> Directions for this task
Go through the entries below and print each one exactly.

> Exercise input
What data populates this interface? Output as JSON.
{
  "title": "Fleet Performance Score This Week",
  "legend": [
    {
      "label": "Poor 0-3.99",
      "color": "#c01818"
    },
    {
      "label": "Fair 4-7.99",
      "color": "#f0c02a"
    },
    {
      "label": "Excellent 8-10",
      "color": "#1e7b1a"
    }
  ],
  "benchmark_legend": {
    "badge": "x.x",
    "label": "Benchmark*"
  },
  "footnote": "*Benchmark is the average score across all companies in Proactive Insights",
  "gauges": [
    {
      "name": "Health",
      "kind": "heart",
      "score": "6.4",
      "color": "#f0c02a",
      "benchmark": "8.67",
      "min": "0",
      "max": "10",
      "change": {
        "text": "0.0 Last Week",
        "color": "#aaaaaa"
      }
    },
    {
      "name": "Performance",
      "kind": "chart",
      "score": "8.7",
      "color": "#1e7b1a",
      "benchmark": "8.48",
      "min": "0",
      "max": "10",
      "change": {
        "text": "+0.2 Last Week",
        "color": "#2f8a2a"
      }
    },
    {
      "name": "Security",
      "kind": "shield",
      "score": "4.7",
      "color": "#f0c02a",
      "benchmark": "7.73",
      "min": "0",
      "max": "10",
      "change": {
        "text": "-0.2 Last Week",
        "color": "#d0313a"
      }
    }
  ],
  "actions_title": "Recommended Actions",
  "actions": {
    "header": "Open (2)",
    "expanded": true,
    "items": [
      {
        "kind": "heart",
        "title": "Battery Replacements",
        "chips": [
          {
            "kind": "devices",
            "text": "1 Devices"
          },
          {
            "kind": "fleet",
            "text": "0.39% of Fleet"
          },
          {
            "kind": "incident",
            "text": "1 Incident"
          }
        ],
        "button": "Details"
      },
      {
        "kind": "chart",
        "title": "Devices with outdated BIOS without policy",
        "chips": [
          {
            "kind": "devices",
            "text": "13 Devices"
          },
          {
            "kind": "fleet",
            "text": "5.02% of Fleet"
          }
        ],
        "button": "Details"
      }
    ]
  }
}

> Expected output
What data populates this interface? Output as JSON.
{
  "title": "Fleet Performance Score This Week",
  "legend": [
    {
      "label": "Poor 0-3.99",
      "color": "#c01818"
    },
    {
      "label": "Fair 4-7.99",
      "color": "#f0c02a"
    },
    {
      "label": "Excellent 8-10",
      "color": "#1e7b1a"
    }
  ],
  "benchmark_legend": {
    "badge": "x.x",
    "label": "Benchmark*"
  },
  "footnote": "*Benchmark is the average score across all companies in Proactive Insights",
  "gauges": [
    {
      "name": "Health",
      "kind": "heart",
      "score": "6.4",
      "color": "#f0c02a",
      "benchmark": "8.67",
      "min": "0",
      "max": "10",
      "change": {
        "text": "0.0 Last Week",
        "color": "#aaaaaa"
      }
    },
    {
      "name": "Performance",
      "kind": "chart",
      "score": "8.7",
      "color": "#1e7b1a",
      "benchmark": "8.48",
      "min": "0",
      "max": "10",
      "change": {
        "text": "+0.2 Last Week",
        "color": "#2f8a2a"
      }
    },
    {
      "name": "Security",
      "kind": "shield",
      "score": "4.7",
      "color": "#f0c02a",
      "benchmark": "7.73",
      "min": "0",
      "max": "10",
      "change": {
        "text": "-0.2 Last Week",
        "color": "#d0313a"
      }
    }
  ],
  "actions_title": "Recommended Actions",
  "actions": {
    "header": "Open (2)",
    "expanded": true,
    "items": [
      {
        "kind": "heart",
        "title": "Battery Replacements",
        "chips": [
          {
            "kind": "devices",
            "text": "1 Devices"
          },
          {
            "kind": "fleet",
            "text": "0.39% of Fleet"
          },
          {
            "kind": "incident",
            "text": "1 Incident"
          }
        ],
        "button": "Details"
      },
      {
        "kind": "chart",
        "title": "Devices with outdated BIOS without policy",
        "chips": [
          {
            "kind": "devices",
            "text": "13 Devices"
          },
          {
            "kind": "fleet",
            "text": "5.02% of Fleet"
          }
        ],
        "button": "Details"
      }
    ]
  }
}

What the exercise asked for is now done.